Work order => Copy out the lines below that hold the word "title".

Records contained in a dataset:
···
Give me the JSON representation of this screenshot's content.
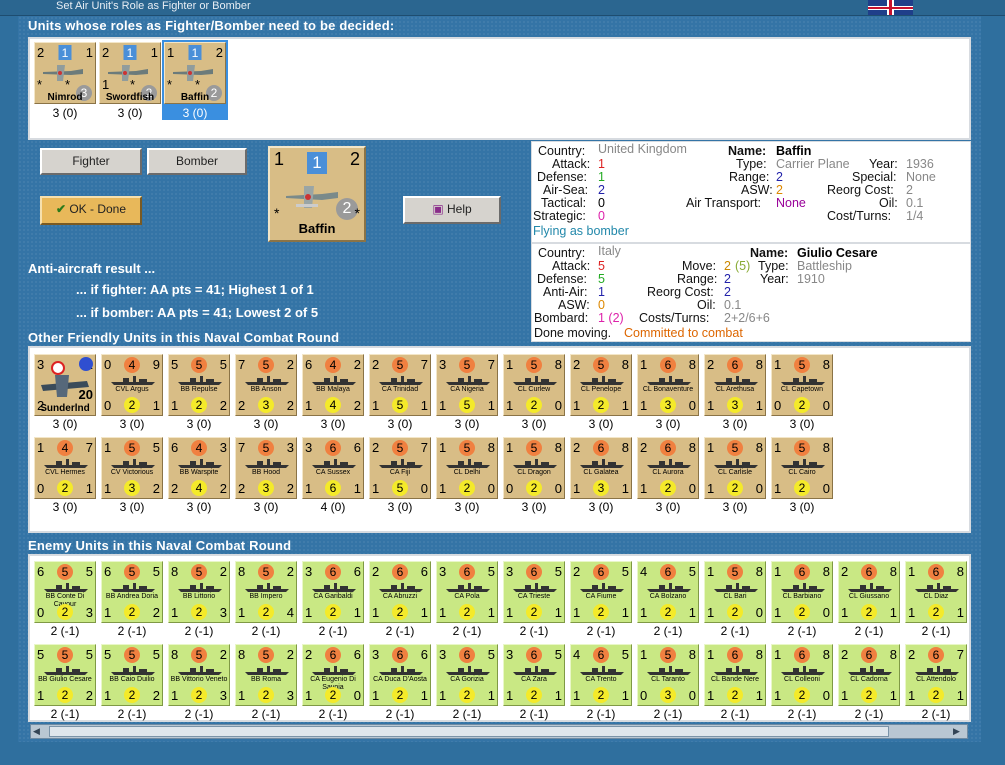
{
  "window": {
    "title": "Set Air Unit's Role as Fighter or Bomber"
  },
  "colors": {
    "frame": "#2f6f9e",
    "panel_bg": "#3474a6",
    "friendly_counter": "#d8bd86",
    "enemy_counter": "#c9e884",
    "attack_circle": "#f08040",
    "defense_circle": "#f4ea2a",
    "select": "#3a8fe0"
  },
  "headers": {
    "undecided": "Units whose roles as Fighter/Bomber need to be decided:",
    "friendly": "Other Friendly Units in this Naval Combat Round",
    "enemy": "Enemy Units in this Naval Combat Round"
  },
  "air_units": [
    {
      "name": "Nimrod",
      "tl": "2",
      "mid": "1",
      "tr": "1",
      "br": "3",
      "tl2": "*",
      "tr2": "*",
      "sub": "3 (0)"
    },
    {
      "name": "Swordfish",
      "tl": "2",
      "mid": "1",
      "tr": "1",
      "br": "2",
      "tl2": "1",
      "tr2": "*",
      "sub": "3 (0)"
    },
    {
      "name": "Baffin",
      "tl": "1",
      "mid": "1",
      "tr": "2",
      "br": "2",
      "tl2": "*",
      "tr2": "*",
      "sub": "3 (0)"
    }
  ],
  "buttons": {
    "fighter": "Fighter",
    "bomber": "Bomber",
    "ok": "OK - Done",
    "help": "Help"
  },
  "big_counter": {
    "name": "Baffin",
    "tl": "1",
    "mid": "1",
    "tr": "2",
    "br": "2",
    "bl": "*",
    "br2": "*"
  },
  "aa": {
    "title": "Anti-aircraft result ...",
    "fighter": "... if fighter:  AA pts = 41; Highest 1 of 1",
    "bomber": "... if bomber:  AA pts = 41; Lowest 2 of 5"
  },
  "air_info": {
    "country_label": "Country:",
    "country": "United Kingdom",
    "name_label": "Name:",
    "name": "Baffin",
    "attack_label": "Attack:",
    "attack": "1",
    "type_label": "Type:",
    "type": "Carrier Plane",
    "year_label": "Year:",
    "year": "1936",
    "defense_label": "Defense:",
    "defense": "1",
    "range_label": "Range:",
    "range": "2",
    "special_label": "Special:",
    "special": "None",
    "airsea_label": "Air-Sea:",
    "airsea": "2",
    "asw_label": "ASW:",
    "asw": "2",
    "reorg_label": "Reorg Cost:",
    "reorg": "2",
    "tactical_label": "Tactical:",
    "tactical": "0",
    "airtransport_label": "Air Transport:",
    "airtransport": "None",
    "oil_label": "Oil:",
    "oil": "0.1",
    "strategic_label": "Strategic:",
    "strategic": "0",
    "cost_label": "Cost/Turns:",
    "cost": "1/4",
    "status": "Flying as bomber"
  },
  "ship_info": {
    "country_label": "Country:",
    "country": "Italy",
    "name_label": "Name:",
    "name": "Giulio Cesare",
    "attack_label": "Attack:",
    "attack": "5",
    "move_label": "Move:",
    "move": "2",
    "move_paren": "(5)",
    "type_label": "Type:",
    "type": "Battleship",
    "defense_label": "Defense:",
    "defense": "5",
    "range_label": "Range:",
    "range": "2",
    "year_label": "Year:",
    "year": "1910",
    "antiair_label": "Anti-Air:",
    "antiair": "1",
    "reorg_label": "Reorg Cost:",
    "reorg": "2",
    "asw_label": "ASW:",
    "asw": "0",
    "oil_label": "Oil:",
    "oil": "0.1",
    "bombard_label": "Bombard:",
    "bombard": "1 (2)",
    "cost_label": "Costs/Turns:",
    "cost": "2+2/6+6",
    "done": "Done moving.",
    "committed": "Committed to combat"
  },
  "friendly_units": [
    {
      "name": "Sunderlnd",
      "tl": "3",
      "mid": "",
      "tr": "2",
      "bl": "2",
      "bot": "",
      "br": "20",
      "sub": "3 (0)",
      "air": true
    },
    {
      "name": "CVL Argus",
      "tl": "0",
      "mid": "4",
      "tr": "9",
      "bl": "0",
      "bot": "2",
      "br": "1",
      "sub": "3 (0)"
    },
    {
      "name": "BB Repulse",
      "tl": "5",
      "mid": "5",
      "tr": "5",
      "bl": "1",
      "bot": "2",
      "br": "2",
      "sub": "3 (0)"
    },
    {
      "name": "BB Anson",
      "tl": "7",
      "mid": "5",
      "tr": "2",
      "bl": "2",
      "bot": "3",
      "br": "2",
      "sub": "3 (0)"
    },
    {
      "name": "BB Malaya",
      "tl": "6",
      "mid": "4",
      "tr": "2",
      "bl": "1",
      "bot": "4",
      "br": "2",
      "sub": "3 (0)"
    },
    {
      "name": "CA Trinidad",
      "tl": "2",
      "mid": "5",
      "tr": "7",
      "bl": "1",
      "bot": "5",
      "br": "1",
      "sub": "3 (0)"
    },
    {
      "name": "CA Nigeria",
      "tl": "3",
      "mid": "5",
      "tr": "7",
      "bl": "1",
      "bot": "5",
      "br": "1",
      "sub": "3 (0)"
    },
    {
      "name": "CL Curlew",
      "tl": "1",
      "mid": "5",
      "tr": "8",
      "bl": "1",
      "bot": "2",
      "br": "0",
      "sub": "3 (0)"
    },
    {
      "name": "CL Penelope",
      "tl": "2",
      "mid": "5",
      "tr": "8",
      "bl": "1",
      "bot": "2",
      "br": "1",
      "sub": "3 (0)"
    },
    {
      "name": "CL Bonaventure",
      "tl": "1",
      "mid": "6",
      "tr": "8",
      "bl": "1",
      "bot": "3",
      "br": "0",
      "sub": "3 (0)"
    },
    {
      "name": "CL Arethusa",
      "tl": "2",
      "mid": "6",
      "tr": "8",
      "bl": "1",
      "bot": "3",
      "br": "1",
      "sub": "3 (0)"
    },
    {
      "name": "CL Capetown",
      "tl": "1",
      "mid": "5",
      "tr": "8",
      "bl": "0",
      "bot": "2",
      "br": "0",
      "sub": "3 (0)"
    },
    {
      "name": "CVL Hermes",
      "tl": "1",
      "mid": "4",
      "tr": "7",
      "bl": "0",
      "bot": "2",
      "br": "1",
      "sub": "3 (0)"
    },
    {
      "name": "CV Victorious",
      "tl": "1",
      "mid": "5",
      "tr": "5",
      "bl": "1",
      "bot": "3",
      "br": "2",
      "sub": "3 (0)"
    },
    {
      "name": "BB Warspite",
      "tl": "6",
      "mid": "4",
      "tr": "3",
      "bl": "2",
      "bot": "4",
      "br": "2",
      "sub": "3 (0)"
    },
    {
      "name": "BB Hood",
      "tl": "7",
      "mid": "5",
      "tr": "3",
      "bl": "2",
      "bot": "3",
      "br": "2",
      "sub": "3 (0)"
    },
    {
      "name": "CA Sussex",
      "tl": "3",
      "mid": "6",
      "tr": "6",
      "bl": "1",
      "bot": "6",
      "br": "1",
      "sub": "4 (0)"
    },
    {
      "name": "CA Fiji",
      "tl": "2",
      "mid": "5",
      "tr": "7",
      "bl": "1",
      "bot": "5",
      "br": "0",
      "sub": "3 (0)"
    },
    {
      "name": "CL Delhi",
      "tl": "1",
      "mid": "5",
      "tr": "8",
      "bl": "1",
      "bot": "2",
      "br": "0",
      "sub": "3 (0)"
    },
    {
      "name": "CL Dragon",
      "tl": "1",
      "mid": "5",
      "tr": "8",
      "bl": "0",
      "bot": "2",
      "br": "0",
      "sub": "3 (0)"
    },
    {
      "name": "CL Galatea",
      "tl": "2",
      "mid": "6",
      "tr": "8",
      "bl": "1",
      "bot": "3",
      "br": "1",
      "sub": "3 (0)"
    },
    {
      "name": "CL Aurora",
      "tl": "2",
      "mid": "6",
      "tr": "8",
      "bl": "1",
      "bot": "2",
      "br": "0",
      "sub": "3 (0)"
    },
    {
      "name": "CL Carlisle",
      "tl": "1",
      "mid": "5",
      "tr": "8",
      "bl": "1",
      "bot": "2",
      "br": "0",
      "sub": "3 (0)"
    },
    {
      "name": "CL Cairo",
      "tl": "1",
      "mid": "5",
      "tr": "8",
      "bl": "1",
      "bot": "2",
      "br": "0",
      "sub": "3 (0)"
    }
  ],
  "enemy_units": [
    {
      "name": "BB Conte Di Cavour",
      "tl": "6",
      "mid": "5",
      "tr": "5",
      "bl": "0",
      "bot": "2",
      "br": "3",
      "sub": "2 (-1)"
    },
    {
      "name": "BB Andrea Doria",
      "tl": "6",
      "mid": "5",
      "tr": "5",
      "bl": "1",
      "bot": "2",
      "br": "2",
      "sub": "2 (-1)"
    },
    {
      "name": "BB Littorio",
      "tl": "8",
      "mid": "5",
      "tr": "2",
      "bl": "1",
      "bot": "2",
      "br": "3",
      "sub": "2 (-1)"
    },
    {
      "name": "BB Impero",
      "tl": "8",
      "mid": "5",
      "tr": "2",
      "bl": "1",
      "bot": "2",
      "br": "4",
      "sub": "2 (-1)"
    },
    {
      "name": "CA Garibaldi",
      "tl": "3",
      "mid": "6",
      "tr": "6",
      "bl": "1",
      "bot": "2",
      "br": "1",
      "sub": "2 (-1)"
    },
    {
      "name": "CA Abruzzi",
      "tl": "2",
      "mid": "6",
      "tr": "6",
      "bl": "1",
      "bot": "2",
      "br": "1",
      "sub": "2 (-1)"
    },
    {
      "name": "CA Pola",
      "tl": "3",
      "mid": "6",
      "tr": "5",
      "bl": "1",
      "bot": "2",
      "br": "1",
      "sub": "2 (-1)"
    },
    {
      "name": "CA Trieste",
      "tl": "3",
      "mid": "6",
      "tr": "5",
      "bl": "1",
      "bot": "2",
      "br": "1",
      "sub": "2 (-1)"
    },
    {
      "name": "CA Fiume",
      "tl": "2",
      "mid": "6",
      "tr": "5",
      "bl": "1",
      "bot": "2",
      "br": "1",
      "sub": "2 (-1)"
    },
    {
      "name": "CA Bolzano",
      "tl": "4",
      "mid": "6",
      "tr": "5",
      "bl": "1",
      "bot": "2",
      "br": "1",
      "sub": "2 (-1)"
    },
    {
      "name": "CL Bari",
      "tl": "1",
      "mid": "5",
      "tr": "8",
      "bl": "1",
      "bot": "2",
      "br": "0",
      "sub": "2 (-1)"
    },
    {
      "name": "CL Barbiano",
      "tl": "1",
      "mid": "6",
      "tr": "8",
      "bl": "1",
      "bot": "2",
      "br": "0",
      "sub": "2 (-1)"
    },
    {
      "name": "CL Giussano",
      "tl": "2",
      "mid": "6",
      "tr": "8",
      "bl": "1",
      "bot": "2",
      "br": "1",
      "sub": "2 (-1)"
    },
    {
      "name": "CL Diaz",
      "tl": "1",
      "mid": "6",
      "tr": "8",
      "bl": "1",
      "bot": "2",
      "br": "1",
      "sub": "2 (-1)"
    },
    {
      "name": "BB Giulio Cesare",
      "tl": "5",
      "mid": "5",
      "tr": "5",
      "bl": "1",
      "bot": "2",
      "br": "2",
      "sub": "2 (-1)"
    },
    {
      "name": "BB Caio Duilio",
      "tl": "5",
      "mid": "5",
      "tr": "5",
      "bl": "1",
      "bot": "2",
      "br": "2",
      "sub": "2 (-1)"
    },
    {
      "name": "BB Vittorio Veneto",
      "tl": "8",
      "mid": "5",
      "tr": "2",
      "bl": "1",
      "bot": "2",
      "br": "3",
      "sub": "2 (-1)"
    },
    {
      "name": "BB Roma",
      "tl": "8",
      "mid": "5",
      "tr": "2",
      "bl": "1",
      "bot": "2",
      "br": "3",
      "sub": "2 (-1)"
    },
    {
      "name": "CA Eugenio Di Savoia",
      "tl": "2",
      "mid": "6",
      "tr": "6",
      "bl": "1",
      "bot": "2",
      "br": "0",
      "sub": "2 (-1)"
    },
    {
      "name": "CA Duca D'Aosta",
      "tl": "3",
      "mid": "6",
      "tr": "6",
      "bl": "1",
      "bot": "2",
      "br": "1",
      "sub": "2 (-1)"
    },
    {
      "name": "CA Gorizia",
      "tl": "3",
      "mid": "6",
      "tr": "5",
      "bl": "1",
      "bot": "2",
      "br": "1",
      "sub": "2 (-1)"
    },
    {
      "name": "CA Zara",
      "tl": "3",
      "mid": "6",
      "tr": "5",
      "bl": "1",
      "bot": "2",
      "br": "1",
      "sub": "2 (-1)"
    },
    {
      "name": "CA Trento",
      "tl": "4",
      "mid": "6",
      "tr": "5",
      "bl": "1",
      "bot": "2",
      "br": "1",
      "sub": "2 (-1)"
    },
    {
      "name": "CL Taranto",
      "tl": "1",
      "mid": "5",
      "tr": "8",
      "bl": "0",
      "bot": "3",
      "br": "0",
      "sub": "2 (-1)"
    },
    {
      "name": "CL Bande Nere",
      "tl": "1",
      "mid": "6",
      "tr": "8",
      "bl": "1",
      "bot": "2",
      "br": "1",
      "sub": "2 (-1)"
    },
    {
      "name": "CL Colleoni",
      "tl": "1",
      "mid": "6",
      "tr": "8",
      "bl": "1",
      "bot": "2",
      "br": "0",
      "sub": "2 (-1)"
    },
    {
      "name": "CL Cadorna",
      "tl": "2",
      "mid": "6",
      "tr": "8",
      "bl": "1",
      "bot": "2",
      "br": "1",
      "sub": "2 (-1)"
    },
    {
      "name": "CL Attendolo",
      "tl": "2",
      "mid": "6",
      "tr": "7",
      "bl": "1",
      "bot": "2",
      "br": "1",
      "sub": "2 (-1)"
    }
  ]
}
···
Written response =>
    "title": "Set Air Unit's Role as Fighter or Bomber"
    "title": "Anti-aircraft result ...",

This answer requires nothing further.